Sébastien takes out a large ball of dough and starts kneading, while running back and forth – helping a customer, throwing in some used plates to the counter and putting some towels in front of us. Meanwhile, he talks incessantly about ecology. “Ecology is NOT a trend! It’s about producing food without poisoning the soil and groundwater, and instead using diversity and the natural cycle. People need to change the way they consume food – common sense!”
It was about 15 years ago that Sébastien started talking about ecology in public spaces, which was met with ugly words and threatening emails. At the same time, he received emails from eight different Swedish farmers who wrote: “FINALLY, someone is talking about this!” At Sébastien in the South, everything is organic and local, and Sébastien himself says he has chosen to go organic early because he knows it’s the right thing to do and that it will make a difference.
Everyone will go the same way, sooner or later
Food does not cost what it should
When we start discussing the fact that many people don’t buy organic produce because it’s much more expensive, Sébastien says that food doesn’t cost what it should today.

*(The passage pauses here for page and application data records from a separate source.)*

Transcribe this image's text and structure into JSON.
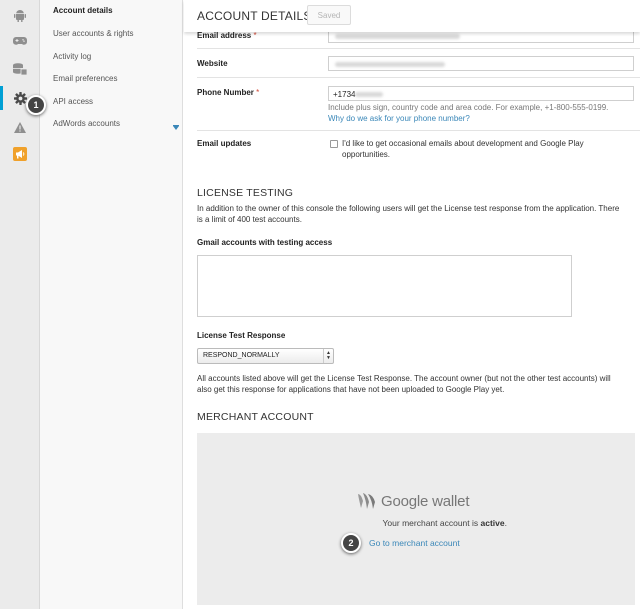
{
  "rail": {
    "icons": [
      "android-icon",
      "gamepad-icon",
      "database-icon",
      "gear-icon",
      "warning-icon",
      "megaphone-icon"
    ]
  },
  "sidebar": {
    "items": [
      {
        "label": "Account details",
        "active": true
      },
      {
        "label": "User accounts & rights",
        "active": false
      },
      {
        "label": "Activity log",
        "active": false
      },
      {
        "label": "Email preferences",
        "active": false
      },
      {
        "label": "API access",
        "active": false
      },
      {
        "label": "AdWords accounts",
        "active": false
      }
    ]
  },
  "badges": {
    "one": "1",
    "two": "2"
  },
  "header": {
    "title": "ACCOUNT DETAILS",
    "saved_label": "Saved"
  },
  "fields": {
    "email": {
      "label": "Email address",
      "required": "*"
    },
    "website": {
      "label": "Website"
    },
    "phone": {
      "label": "Phone Number",
      "required": "*",
      "value": "+1734",
      "hint": "Include plus sign, country code and area code. For example, +1-800-555-0199.",
      "hint_link": "Why do we ask for your phone number?"
    },
    "email_updates": {
      "label": "Email updates",
      "checkbox_text": "I'd like to get occasional emails about development and Google Play opportunities."
    }
  },
  "license_testing": {
    "title": "LICENSE TESTING",
    "description": "In addition to the owner of this console the following users will get the License test response from the application. There is a limit of 400 test accounts.",
    "gmail_label": "Gmail accounts with testing access",
    "response_label": "License Test Response",
    "response_value": "RESPOND_NORMALLY",
    "response_note": "All accounts listed above will get the License Test Response. The account owner (but not the other test accounts) will also get this response for applications that have not been uploaded to Google Play yet."
  },
  "merchant": {
    "title": "MERCHANT ACCOUNT",
    "logo_text": "Google wallet",
    "status_prefix": "Your merchant account is ",
    "status_value": "active",
    "status_suffix": ".",
    "link": "Go to merchant account"
  },
  "colors": {
    "accent": "#009fd4",
    "link": "#3a87b8",
    "required": "#d14836",
    "megaphone": "#f0a12b"
  }
}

He cites products such as coffee, tea and bananas as examples. These are products that come from vulnerable countries, and are sprayed to maximise yields in order to sell more. The chemicals contained in the spraying are toxic to humans and animals living near the farms, making these vulnerable people even more vulnerable. “Even nature is being poisoned! We can’t go on like this, we have to start producing food that costs what it actually costs – with clean water and fresh air”.
38 tonnes of onions harvested due to wrong appearance

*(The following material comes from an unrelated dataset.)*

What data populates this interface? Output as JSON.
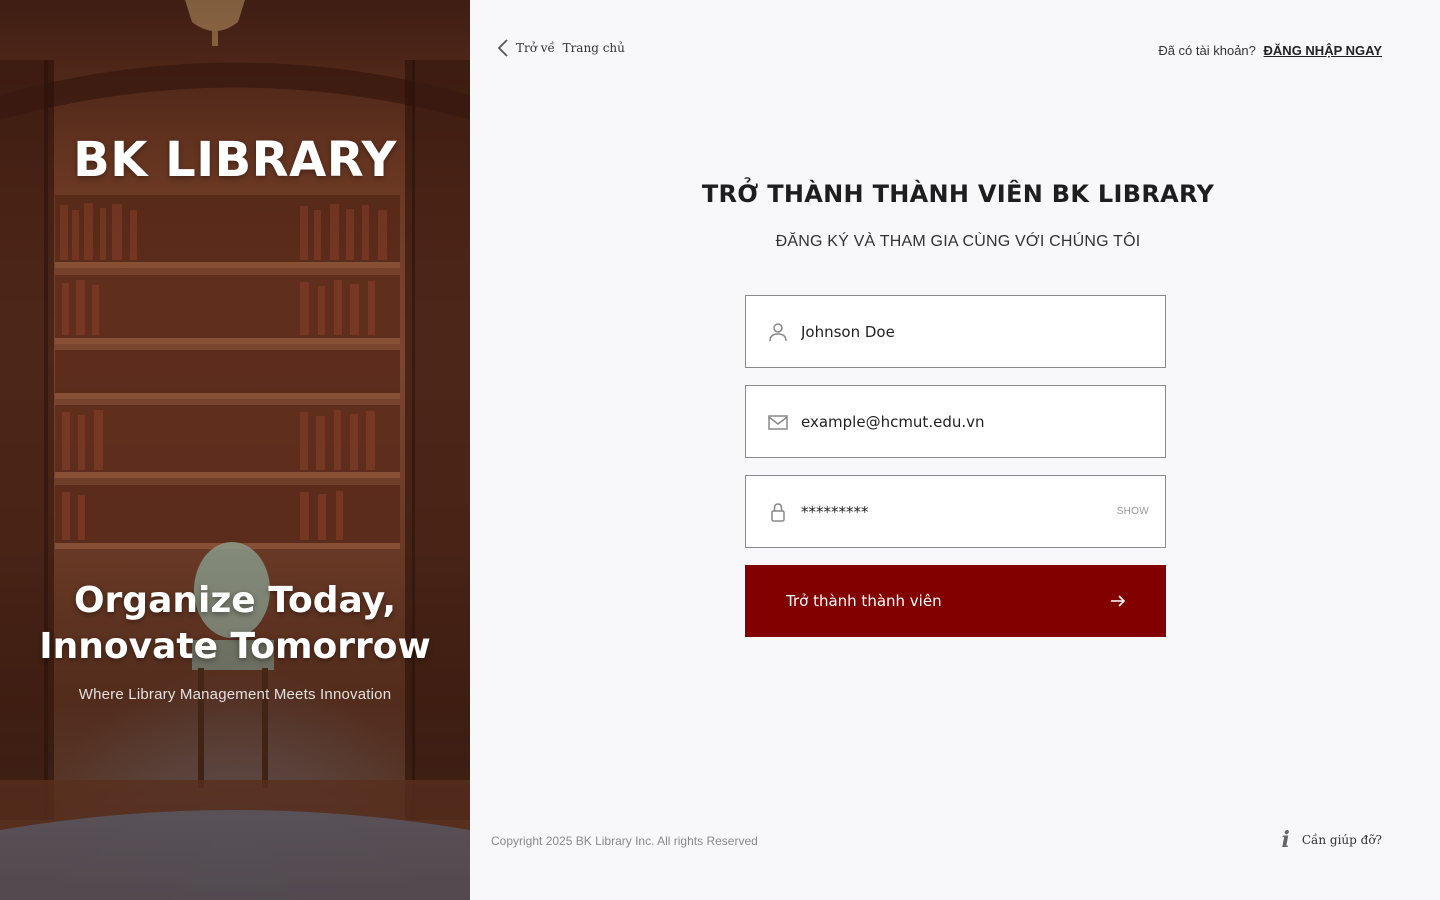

While Sébastien brings us cinnamon buns and coffee, he continues to talk about the waste, which is greater than ever. 400 tonnes of food are thrown away every year and it is mainly between the producer and the consumer shelf that most waste takes place. For example, a farmer may have a defect in a harvest of 38 tonnes of yellow onions, which means that they look slightly different from what we think an onion should look like. “38 tonnes of onions are ploughed instead of being eaten, even though there is absolutely nothing wrong with either the taste or the nutritional content, it’s just the appearance that’s ‘wrong’.”
Cucumbers and tomatoes are not available during the winter season!
We start talking about how we find it difficult to buy organic today, and wonder if you can really trust organic labels in stores? Sébastien says that if you don’t have the possibility to buy local, you should at least try to buy seasonal produce. For example, during the winter season in Sweden, cucumbers and tomatoes are not available, and therefore we should not buy them, but instead buy cabbage, root vegetables and onions that are in season now. “Buying an organic tomato from Portugal doesn’t feel good either – because it’s been transported here anyway.”
“This is a ‘regular’ bun – the rest is crap!”
As our conversation with Sébastien draws to a close, he points to his buns and says: “This is a ‘regular’ bun, the rest is shit.” He then starts talking about bananas again, saying that today a “regular” banana is a sprayed banana, and an organic banana is a “special” banana, which is completely wrong. It should be the other way around.
An organic banana should be a ‘regular’ banana and the one we think is a regular banana should be called a ‘sprayed’ banana in shops.
With these words we would like to end this post. I hope you’ve had a wake-up call too, because we did after the interview. Thank you Sébastien, for what you do and the inspiration you gave us!